Through December 31, 2017
In general, the deduction for casualty and theft losses of personal-use property is subject to two limitations: the $100 per-casualty floor and the 10%-of-adjusted-gross-income (10%-of-AGI) threshold.
Under the pre-Tax Cuts and Jobs Act law, for individuals, losses of property not connected with a trade or business or a transaction entered into for profit were deductible as personal casualty losses if the losses were the result of fire, storm, shipwreck, or other casualty, or of theft.
Effective for tax years beginning after December 31, 2017
For tax years beginning after December 31, 2017, and before January 1, 2026, the Tax Cuts and Jobs Act law provides that if an individual has a net disaster loss (for this purpose, the definition above applies, except the timeframe is changed to any tax year beginning after December 31, 2015 and before January 1, 2018), personal casualty and theft losses of an individual are deductible only to the extent they’re attributable to a federally declared disaster (“federal disaster losses”).

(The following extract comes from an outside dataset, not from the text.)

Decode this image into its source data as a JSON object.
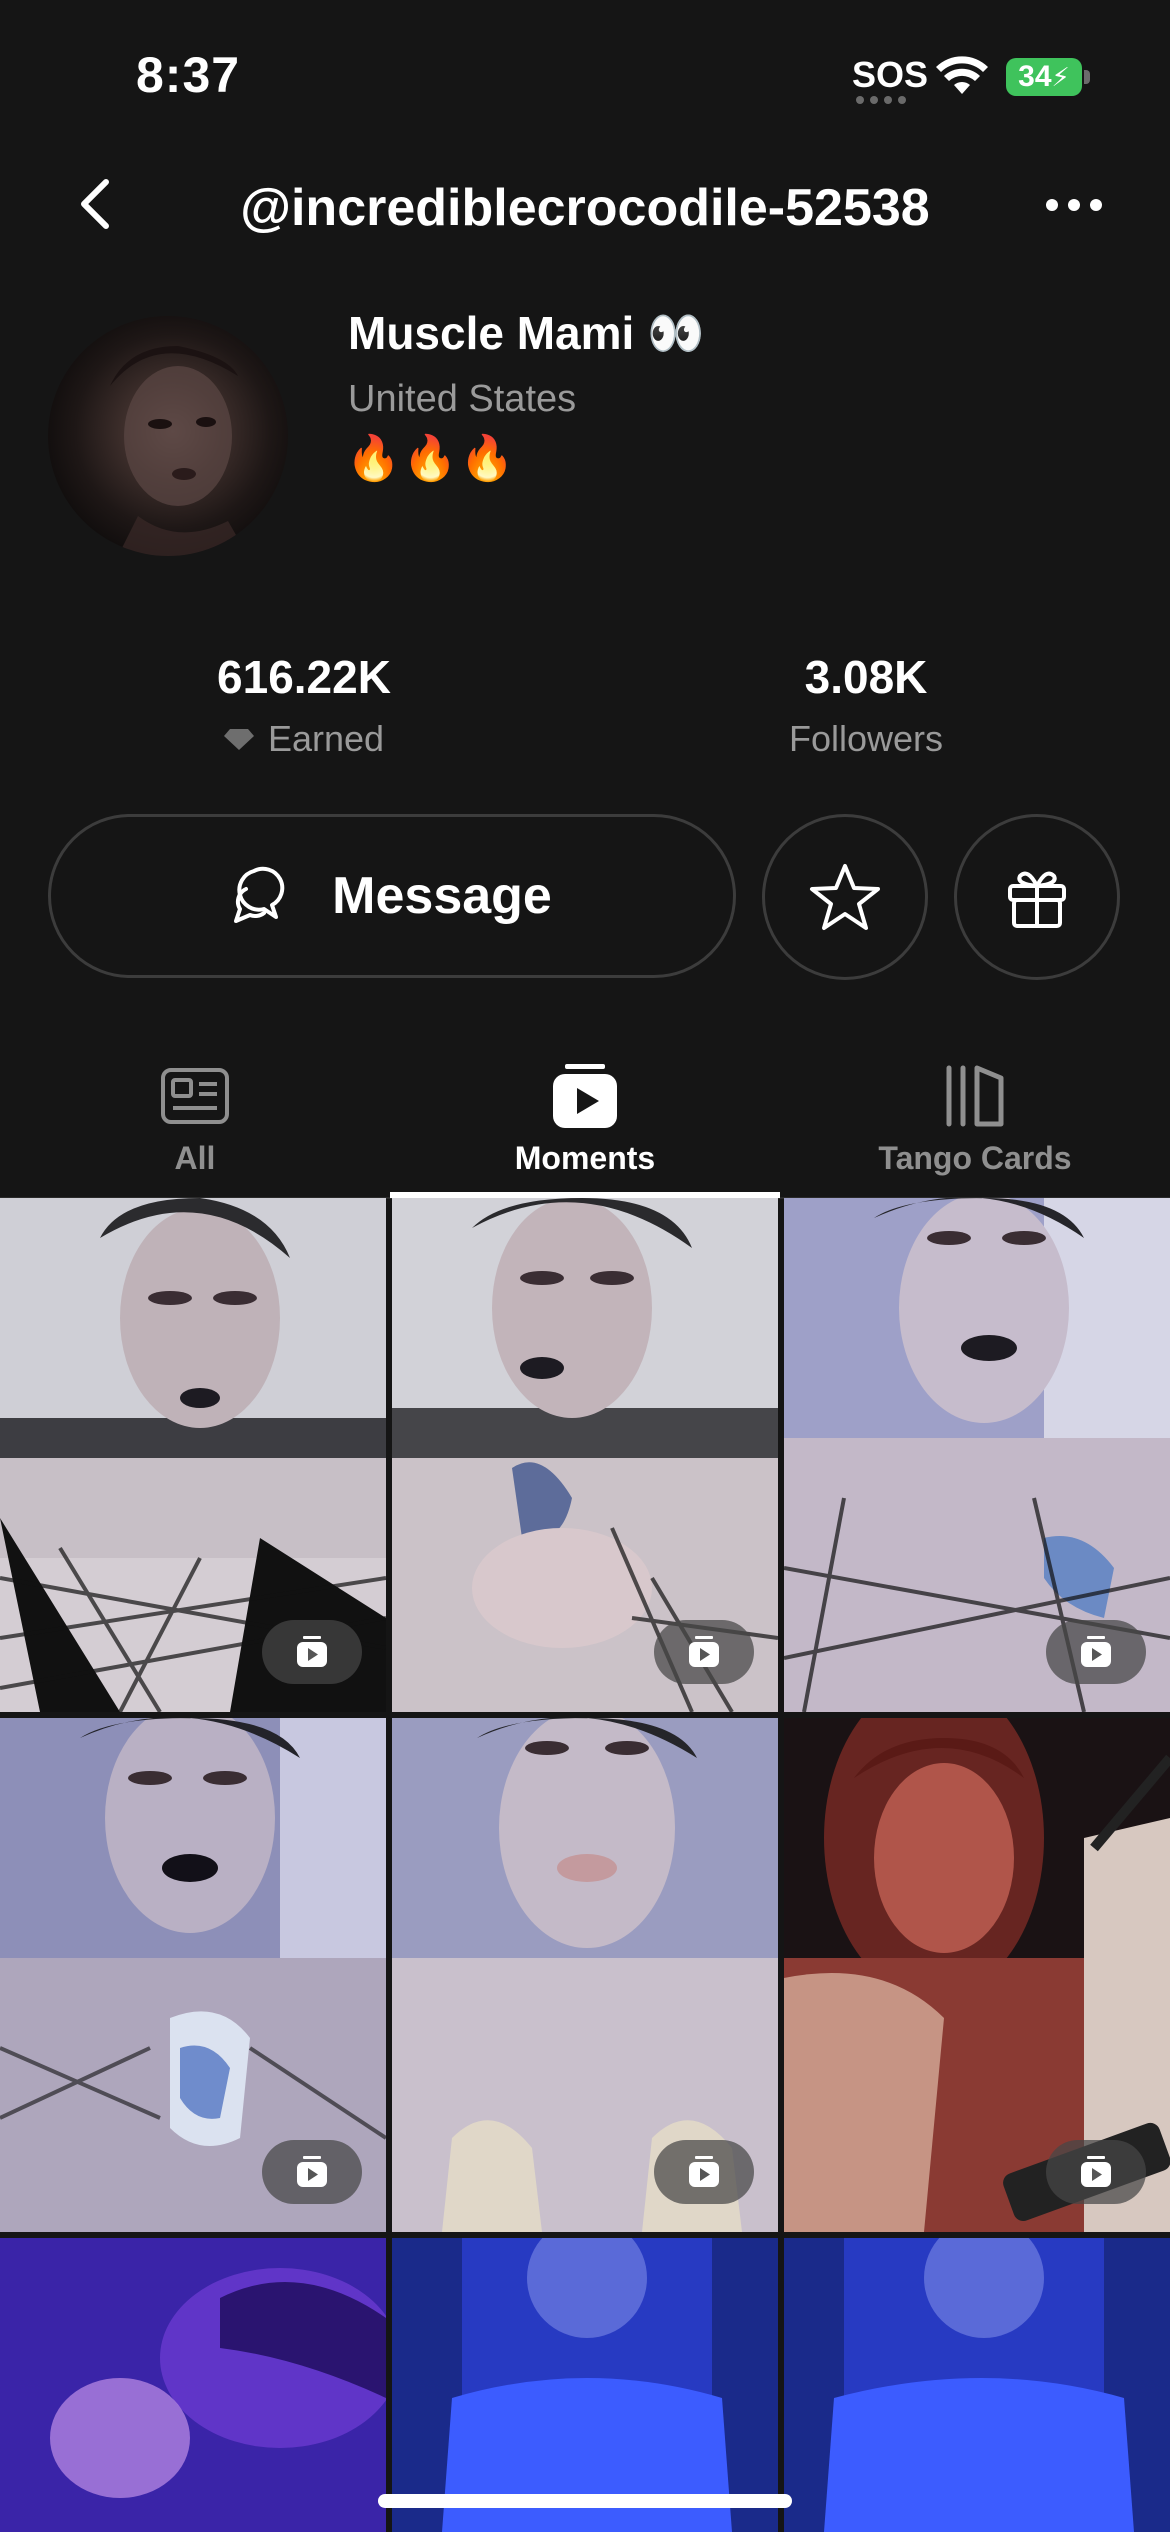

- The $100-per-casualty floor is increased to $500.
- The 10%-of-AGI threshold then applies.
What this says is that while the Casualty and Theft loss deduction was revoked, the deduction for casualty disaster losses is available and the floor is raised from $100 to $500. The 10% of AGI limitation is retained.
Individuals may deduct personal property losses that are not covered by insurance or other reimbursements, but they must first subtract $500 for each casualty event and then subtract ten percent of their adjusted gross income from their total casualty losses for the year.
Again, these have to be in qualified disaster areas, i.e. federally declared disasters. You will be able to get more information on Publication 547.